It publishes studies and a newsletter, Damoclés. More details on: http://www.

CIHRS is an independent regional policy institute & non-governmental

organization, founded in 1993 in Cairo, with representatives and offices in
Brussels, Cairo, Geneva, New-York and Tunis. CIHRS advocates for the respect
of human rights and democracy across the Middle East and North Africa
(MENA) region, with a focus on political & civil rights, the protection of public
space, justice and accountability. CIHRS aims to empower change makers and
elevate the voices of local human rights defenders by building their capacity
to engage with international stakeholders and by integrating investigative
research, campaigning and networking to advocate for policy change.

62 FIDH - Egypt: A Repression Made in France

Keep your eyes open

Establishing the facts - Investigative and trial observation missions

Director of Supporting civil society - Training and exchange
publication: Mobilising the international community - Advocacy before intergovernmental bodies
Informing and reporting - Mobilising public opinion
Marceau Sivieude

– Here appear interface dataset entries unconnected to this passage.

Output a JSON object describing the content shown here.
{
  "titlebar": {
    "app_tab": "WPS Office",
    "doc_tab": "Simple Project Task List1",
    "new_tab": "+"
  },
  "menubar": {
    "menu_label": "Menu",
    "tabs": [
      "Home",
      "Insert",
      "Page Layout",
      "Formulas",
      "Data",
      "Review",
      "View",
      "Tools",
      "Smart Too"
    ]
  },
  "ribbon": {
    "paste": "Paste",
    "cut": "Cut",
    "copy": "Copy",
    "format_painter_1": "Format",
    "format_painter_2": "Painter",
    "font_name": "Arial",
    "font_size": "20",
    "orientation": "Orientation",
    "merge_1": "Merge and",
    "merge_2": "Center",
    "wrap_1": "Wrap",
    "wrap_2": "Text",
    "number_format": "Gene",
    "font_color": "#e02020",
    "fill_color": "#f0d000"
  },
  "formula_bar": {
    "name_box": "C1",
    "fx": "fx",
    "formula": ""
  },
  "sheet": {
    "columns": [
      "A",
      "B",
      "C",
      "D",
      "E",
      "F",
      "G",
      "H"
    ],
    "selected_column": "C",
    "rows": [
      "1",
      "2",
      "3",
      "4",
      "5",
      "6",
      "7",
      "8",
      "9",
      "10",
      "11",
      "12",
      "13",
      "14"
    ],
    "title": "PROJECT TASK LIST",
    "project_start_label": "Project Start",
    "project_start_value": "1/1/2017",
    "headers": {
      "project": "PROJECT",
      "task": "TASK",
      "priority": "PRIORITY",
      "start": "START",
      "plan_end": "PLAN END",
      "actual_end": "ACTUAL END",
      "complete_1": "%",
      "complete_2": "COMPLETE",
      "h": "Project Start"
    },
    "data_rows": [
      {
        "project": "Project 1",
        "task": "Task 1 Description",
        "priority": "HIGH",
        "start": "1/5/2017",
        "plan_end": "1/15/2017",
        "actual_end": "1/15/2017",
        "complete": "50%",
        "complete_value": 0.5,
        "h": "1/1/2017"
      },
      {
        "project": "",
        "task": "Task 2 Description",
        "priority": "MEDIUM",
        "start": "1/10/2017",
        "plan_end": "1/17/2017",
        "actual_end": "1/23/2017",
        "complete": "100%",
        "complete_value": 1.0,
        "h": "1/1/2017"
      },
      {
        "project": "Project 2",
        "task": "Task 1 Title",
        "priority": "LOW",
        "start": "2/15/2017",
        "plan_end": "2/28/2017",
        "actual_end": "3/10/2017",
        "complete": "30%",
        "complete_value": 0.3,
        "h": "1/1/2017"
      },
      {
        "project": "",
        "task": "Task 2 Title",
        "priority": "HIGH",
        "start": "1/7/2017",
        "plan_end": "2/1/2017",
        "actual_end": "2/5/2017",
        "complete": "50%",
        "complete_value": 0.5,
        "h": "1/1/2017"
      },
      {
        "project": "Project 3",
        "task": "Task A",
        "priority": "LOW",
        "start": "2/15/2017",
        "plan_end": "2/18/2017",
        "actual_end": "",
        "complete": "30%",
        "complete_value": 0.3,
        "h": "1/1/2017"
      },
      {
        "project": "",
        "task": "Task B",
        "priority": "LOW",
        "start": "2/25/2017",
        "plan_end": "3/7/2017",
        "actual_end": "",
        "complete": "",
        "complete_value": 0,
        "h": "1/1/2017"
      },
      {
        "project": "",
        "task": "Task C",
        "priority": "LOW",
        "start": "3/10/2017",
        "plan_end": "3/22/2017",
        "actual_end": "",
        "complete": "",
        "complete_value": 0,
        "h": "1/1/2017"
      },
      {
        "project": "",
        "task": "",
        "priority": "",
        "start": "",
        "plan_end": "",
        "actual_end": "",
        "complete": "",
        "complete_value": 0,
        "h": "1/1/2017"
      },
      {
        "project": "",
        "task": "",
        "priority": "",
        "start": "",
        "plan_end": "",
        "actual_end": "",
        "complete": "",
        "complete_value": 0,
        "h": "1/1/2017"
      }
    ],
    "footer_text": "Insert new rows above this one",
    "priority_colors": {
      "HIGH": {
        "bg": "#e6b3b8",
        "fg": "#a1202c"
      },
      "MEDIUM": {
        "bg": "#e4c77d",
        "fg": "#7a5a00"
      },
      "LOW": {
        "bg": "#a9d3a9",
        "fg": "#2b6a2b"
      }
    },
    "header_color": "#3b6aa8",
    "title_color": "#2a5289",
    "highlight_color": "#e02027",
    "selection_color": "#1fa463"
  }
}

17, passage de la Main d’Or
75011 Paris
Tel: (33-1) 43 55 25 18
Twitter: @fidh_en / fidh_fr / fidh_es

Dépôt légal juillet 2018 - FIDH (Ed. anglaise) ISSN 2225-1804 - Fichier informatique conforme à la loi du - Egypt:
6 janvier A Repression
1978 (Déclaration N°330Made
675) in France 63
FIDH is an international
human rights NGO federating
184 organizations
from 112 countries.

About fidh
FIDH takes action for the protection of victims of human rights violations, for the
prevention of violations and to bring perpetrators to justice.

A broad mandate
FIDH works for the respect of all the rights set out in the Universal Declaration of
Human Rights: civil and political rights, as well as economic, social and cultural

A universal movement
FIDH was established in 1922, and today unites 184 member organisations in
112 countries around the world. FIDH coordinates and supports their
activities and provides them with a voice at the international level.

An independent organisation
Like its member organisations, FIDH is not linked to any party or religion and is inde-
pendent of all governments.